LOUISVILLE, KY (WAVE) - Monday was an unplanned day of school and work for most Kentuckiana students and their teachers. They're making up for the many snow days winter has thrown our way but on even a "normal day," a surprising number of students are spending it without their normal teachers in the classroom.
Over the course of the past several months, WAVE 3 sought out teacher attendance records from both sides of the Ohio River and the results of our investigation show just how often teachers are missing school.
Almost anyone will tell you when you have a great teacher in the classroom, you add to the students' education, but if you take that teacher out of the equation, there is serious concern, according to Indiana Superintendent of Public Instruction Dr. Tony Bennett.
"Our hope is that every child in the State of Indiana has the advantage of having that inspired and inspiring teacher in front of them, working with them, advancing their growth every day that child is in school," Bennett said.
Bennett is fighting a problem that very few people even realize exists.
"The average student is with a substitute teacher, roughly the equivalent of one academic year in a 13-year career," he said. "We know that the quality of instruction diminishes and frankly the continuity of instruction diminishes."
Now some are saying enough is enough.
"We're somewhere between 92, 93% attendance for our teachers," said Chief Operating Officer of Greater Clark County Schools, Marty Bell. "That is not acceptable."
Bell says absent teachers cost us all.
"First of all, it impacts student instruction, which, that is our first priority," he said. "The second way it impacts us is that when a teacher's not in a classroom, we have to hire a substitute so it adds cost to the school system."
Data obtained by WAVE 3 shows teachers in Greater Clark used an average of almost 14 days of leave last school year. That's an attendance rate of 92.47%, far below student attendance at 95%.
Nick Weise, the head of the Greater Clark Education Association teachers union, points out that number includes all teacher absences, including sick leave, disciplinary action and professional development days. He added that teacher attendance is a problem that the union is currently talking with the administration about how best to address.
However, in school system, after school system - without exception - WAVE 3's investigation shows students attended school at a greater rate than their teachers.
"We constantly are working with our children to raise student attendance because if you're not there you can't learn," said Bullitt County Schools Director of Human Resources Jennifer Wooley.
Wooley says there are a lot of legitimate reasons behind that system's teacher attendance rate of 92.9% including that teachers get sick, their families get sick and sometimes emergencies pop up. She works hard to provide a list of good, quality subs, who are trained to be in the classroom.
Still Wooley says several times a week, school leaders are left scrambling.
"On average, there's probably still a classroom or two a week - at least - that goes unfilled," Wooley said.
Now administrators at Bullitt County Schools, like Freedom Elementary Principal Marcella Minogue, are trying to raise teacher attendance rates.
"The incentive is there to just say, 'We're intentionally going to work hard to be here,'" Minogue said. "'If you get up, have a little headache, or a sore throat, instead of taking that day, let's see if we can get in.'"
Higher teacher attendance is also on the minds of Jefferson County Public Schools leaders over the last few years.
"We consider it to be very important," said Bill Eckels, JCPS Executive Director of Human Resources. "It's one of our quality indicators that we have for the district as a whole.
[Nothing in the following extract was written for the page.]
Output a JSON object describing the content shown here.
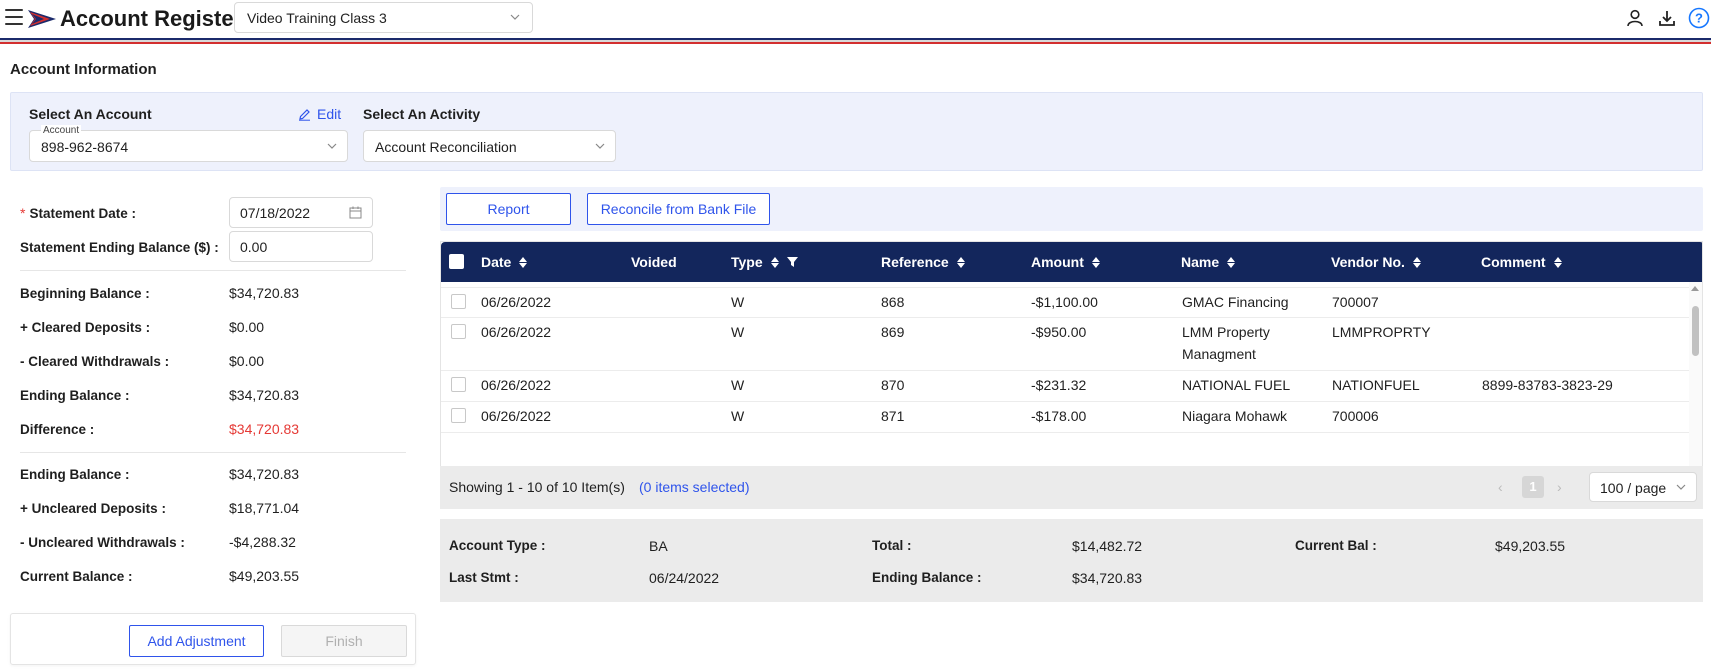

We track it a couple of different ways and we stay on top of it."
JCPS is the only school system we found where teacher attendance at each school is actively tracked at a district level and it's also the local district where teacher attendance is closest to that of its students.
In that system, students attend at a rate of 94.25 % and teachers attend at a rate of 94.03%.
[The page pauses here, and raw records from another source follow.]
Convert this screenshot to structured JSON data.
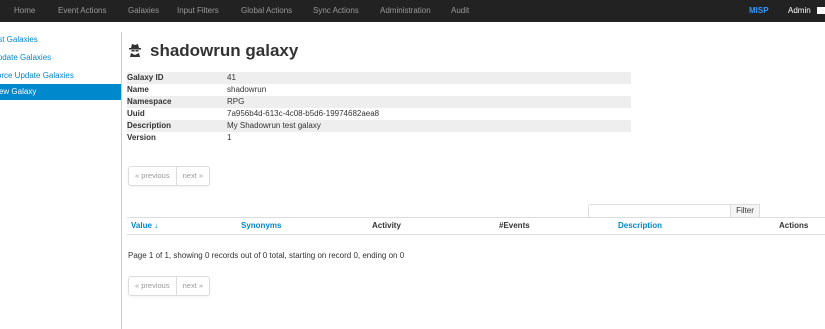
{
  "topbar": {
    "left_items": [
      "Home",
      "Event Actions",
      "Galaxies",
      "Input Filters",
      "Global Actions",
      "Sync Actions",
      "Administration",
      "Audit"
    ],
    "brand": "MISP",
    "user": "Admin"
  },
  "sidebar": {
    "items": [
      {
        "label": "List Galaxies",
        "active": false
      },
      {
        "label": "Update Galaxies",
        "active": false
      },
      {
        "label": "Force Update Galaxies",
        "active": false
      },
      {
        "label": "View Galaxy",
        "active": true
      }
    ]
  },
  "page": {
    "title": "shadowrun galaxy",
    "icon": "user-secret-icon"
  },
  "details": [
    {
      "key": "Galaxy ID",
      "value": "41"
    },
    {
      "key": "Name",
      "value": "shadowrun"
    },
    {
      "key": "Namespace",
      "value": "RPG"
    },
    {
      "key": "Uuid",
      "value": "7a956b4d-613c-4c08-b5d6-19974682aea8"
    },
    {
      "key": "Description",
      "value": "My Shadowrun test galaxy"
    },
    {
      "key": "Version",
      "value": "1"
    }
  ],
  "pagination": {
    "previous": "« previous",
    "next": "next »"
  },
  "filter": {
    "placeholder": "",
    "button": "Filter"
  },
  "table": {
    "columns": [
      {
        "label": "Value ↓",
        "link": true
      },
      {
        "label": "Synonyms",
        "link": true
      },
      {
        "label": "Activity",
        "link": false
      },
      {
        "label": "#Events",
        "link": false
      },
      {
        "label": "Description",
        "link": true
      },
      {
        "label": "Actions",
        "link": false
      }
    ]
  },
  "records_info": "Page 1 of 1, showing 0 records out of 0 total, starting on record 0, ending on 0",
  "colors": {
    "topbar": "#222222",
    "link": "#0088cc",
    "brand": "#3399ff"
  }
}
"We talk it up a lot," Eckels said. "We try to push the awareness out there that we need people to come to work and there are financial incentives if you do come to work."
Dr. Bennett says in the Hoosier state, school systems are going to have to figure out a way to keep teachers in the classroom or be held accountable.
"When we ratchet up school accountability in this state as we intend to do, we believe that will be the ultimate test," he said, "because it will put further pressure on school corporations to make sure their brightest and best are in front of their children every day."
Everyone points out this is not an issue for all teachers but there are chronic abusers.
Teachers union leaders also point out that it's more stressful than ever to be a teacher and stress breeds illness.
"We pick up a lot of illnesses from the kids," said Jefferson County Teachers Association President Brent McKim. "It's a little breeding factory for illness so that's an occupational hazard for a teacher."
McKim adds school systems should look at low teacher attendance rates at schools as a symptom of problems with that school's leadership.